## Work to be completed
For the word "clients", state the number of lines in the data that contain it, and nothing else.

*** Opening Excerpted records ***

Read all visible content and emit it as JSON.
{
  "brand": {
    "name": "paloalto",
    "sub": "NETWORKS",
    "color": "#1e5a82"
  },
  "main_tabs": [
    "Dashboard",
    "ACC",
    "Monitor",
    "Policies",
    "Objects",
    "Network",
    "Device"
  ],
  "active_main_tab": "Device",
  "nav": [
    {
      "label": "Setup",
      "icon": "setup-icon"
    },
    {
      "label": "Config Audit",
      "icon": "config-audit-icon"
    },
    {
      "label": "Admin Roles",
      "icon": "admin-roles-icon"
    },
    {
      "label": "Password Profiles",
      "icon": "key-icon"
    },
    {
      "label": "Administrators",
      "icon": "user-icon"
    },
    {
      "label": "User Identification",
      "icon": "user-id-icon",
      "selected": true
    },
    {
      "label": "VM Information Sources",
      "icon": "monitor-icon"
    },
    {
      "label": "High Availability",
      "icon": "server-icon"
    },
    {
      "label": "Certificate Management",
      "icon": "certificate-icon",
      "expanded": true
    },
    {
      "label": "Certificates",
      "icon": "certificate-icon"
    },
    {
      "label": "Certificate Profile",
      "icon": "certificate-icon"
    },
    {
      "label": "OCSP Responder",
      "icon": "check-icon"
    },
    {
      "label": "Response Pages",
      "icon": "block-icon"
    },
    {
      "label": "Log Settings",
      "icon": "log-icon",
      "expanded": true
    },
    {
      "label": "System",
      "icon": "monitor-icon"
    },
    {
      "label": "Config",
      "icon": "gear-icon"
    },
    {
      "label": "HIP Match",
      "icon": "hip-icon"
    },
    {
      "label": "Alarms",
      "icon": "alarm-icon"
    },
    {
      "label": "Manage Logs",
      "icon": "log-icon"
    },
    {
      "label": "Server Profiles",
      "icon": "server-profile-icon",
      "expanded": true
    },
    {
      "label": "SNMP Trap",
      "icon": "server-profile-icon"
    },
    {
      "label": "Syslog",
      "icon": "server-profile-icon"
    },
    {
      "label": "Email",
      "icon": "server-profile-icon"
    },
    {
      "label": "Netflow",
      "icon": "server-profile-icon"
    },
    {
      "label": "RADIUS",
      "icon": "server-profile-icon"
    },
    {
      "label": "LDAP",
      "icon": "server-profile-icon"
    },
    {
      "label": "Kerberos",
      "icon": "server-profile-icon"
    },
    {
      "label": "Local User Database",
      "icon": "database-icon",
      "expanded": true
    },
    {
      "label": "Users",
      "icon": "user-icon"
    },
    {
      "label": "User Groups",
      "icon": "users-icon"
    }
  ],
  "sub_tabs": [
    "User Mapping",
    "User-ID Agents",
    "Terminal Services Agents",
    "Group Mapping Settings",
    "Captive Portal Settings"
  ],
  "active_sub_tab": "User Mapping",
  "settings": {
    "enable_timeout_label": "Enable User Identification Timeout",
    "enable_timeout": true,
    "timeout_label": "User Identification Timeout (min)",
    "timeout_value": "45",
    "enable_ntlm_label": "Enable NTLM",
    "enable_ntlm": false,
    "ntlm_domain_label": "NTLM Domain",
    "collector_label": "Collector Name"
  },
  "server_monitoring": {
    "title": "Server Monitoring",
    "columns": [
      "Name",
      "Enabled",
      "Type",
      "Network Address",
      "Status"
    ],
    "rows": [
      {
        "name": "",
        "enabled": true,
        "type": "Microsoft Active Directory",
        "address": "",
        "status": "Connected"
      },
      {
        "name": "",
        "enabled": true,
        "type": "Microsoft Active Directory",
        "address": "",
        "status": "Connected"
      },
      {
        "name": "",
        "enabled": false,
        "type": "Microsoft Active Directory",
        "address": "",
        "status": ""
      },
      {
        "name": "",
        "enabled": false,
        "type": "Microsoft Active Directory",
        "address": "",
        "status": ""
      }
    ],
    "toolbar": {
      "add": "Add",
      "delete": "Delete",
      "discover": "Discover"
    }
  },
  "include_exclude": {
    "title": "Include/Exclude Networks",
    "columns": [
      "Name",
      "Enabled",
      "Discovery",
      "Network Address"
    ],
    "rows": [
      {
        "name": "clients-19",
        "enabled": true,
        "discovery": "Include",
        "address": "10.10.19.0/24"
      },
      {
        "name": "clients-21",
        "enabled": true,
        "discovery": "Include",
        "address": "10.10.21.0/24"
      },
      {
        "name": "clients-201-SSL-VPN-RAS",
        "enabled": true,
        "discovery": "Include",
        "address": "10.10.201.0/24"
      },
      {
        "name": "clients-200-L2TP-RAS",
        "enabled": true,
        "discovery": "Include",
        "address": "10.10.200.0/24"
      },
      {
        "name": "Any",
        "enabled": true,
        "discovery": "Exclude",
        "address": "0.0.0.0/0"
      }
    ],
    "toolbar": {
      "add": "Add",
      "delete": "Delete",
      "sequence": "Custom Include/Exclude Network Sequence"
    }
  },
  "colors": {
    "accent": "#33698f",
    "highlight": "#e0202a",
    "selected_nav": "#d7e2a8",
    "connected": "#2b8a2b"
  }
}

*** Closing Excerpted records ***

## Solved problem
4